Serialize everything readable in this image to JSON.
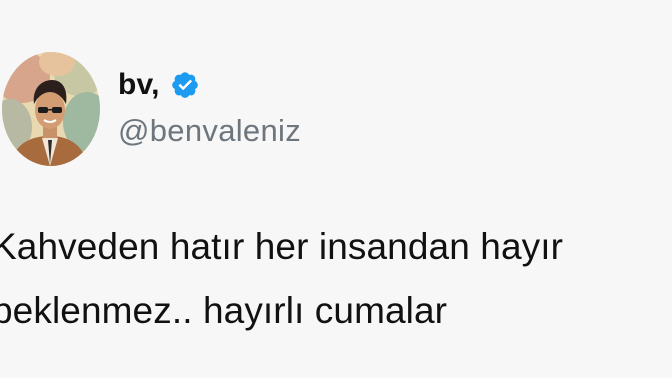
{
  "tweet": {
    "author": {
      "display_name": "bv,",
      "handle": "@benvaleniz",
      "avatar_icon": "profile-photo",
      "verified_icon": "verified-badge-icon"
    },
    "text_lines": [
      "Kahveden hatır her insandan hayır",
      "beklenmez.. hayırlı cumalar"
    ]
  },
  "colors": {
    "background": "#f7f7f7",
    "text": "#111111",
    "handle": "#6e767d",
    "verified_blue": "#1d9bf0"
  }
}
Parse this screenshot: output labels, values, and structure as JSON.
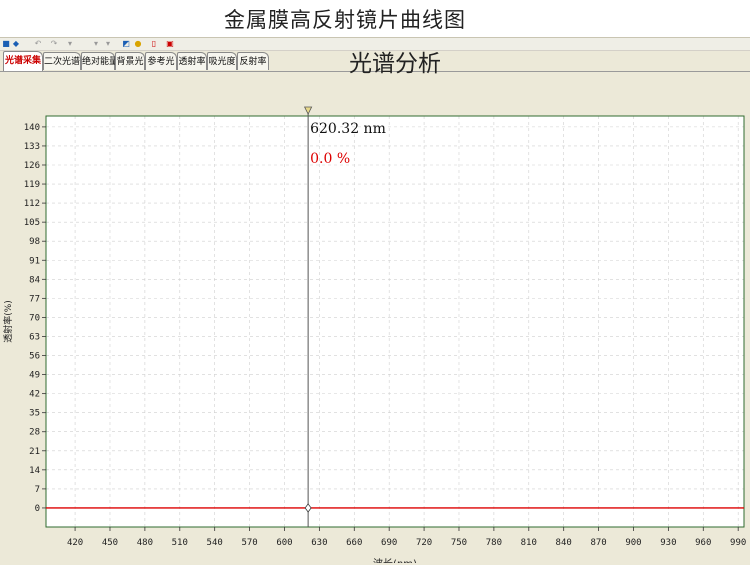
{
  "document_title": "金属膜高反射镜片曲线图",
  "tabs": [
    {
      "label": "光谱采集",
      "active": true
    },
    {
      "label": "二次光谱",
      "active": false
    },
    {
      "label": "绝对能量",
      "active": false
    },
    {
      "label": "背景光",
      "active": false
    },
    {
      "label": "参考光",
      "active": false
    },
    {
      "label": "透射率",
      "active": false
    },
    {
      "label": "吸光度",
      "active": false
    },
    {
      "label": "反射率",
      "active": false
    }
  ],
  "chart_data": {
    "type": "line",
    "title": "光谱分析",
    "ylabel": "透射率(%)",
    "xlabel": "波长(nm)",
    "xlim": [
      395,
      995
    ],
    "ylim": [
      -7,
      144
    ],
    "x_ticks": [
      420,
      450,
      480,
      510,
      540,
      570,
      600,
      630,
      660,
      690,
      720,
      750,
      780,
      810,
      840,
      870,
      900,
      930,
      960,
      990
    ],
    "y_ticks": [
      0,
      7,
      14,
      21,
      28,
      35,
      42,
      49,
      56,
      63,
      70,
      77,
      84,
      91,
      98,
      105,
      112,
      119,
      126,
      133,
      140
    ],
    "grid": true,
    "series": [
      {
        "color": "#dd0000",
        "x": [
          395,
          995
        ],
        "y": [
          0,
          0
        ]
      }
    ],
    "cursor": {
      "x": 620.32,
      "x_label": "620.32 nm",
      "y_label": "0.0 %"
    }
  },
  "colors": {
    "frame": "#2f6b2f",
    "grid": "#cfcfcf",
    "series": "#dd0000",
    "cursor": "#555555",
    "cursor_value": "#dd0000"
  }
}
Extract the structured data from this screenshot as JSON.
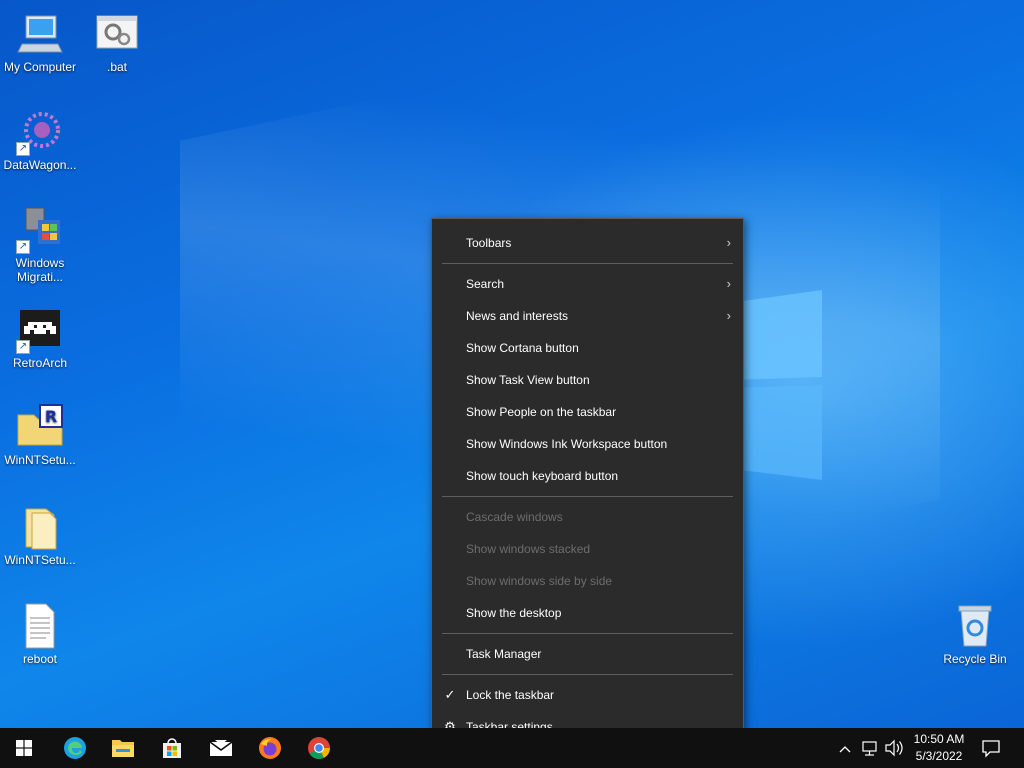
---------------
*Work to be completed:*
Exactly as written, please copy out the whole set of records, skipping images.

*Answer section:*
Serialize everything readable in this image to JSON.
{
  "tweet": {
    "author": {
      "display_name": "bv,",
      "handle": "@benvaleniz",
      "avatar_icon": "profile-photo",
      "verified_icon": "verified-badge-icon"
    },
    "text_lines": [
      "Kahveden hatır her insandan hayır",
      "beklenmez.. hayırlı cumalar"
    ]
  },
  "colors": {
    "background": "#f7f7f7",
    "text": "#111111",
    "handle": "#6e767d",
    "verified_blue": "#1d9bf0"
  }
}
Parse this screenshot: output labels, values, and structure as JSON.
{
  "document_title": "金属膜高反射镜片曲线图",
  "tabs": [
    {
      "label": "光谱采集",
      "active": true
    },
    {
      "label": "二次光谱",
      "active": false
    },
    {
      "label": "绝对能量",
      "active": false
    },
    {
      "label": "背景光",
      "active": false
    },
    {
      "label": "参考光",
      "active": false
    },
    {
      "label": "透射率",
      "active": false
    },
    {
      "label": "吸光度",
      "active": false
    },
    {
      "label": "反射率",
      "active": false
    }
  ],
  "chart_data": {
    "type": "line",
    "title": "光谱分析",
    "ylabel": "透射率(%)",
    "xlabel": "波长(nm)",
    "xlim": [
      395,
      995
    ],
    "ylim": [
      -7,
      144
    ],
    "x_ticks": [
      420,
      450,
      480,
      510,
      540,
      570,
      600,
      630,
      660,
      690,
      720,
      750,
      780,
      810,
      840,
      870,
      900,
      930,
      960,
      990
    ],
    "y_ticks": [
      0,
      7,
      14,
      21,
      28,
      35,
      42,
      49,
      56,
      63,
      70,
      77,
      84,
      91,
      98,
      105,
      112,
      119,
      126,
      133,
      140
    ],
    "grid": true,
    "series": [
      {
        "color": "#dd0000",
        "x": [
          395,
          995
        ],
        "y": [
          0,
          0
        ]
      }
    ],
    "cursor": {
      "x": 620.32,
      "x_label": "620.32 nm",
      "y_label": "0.0 %"
    }
  },
  "colors": {
    "frame": "#2f6b2f",
    "grid": "#cfcfcf",
    "series": "#dd0000",
    "cursor": "#555555",
    "cursor_value": "#dd0000"
  }
}
Extract the structured data from this screenshot as JSON.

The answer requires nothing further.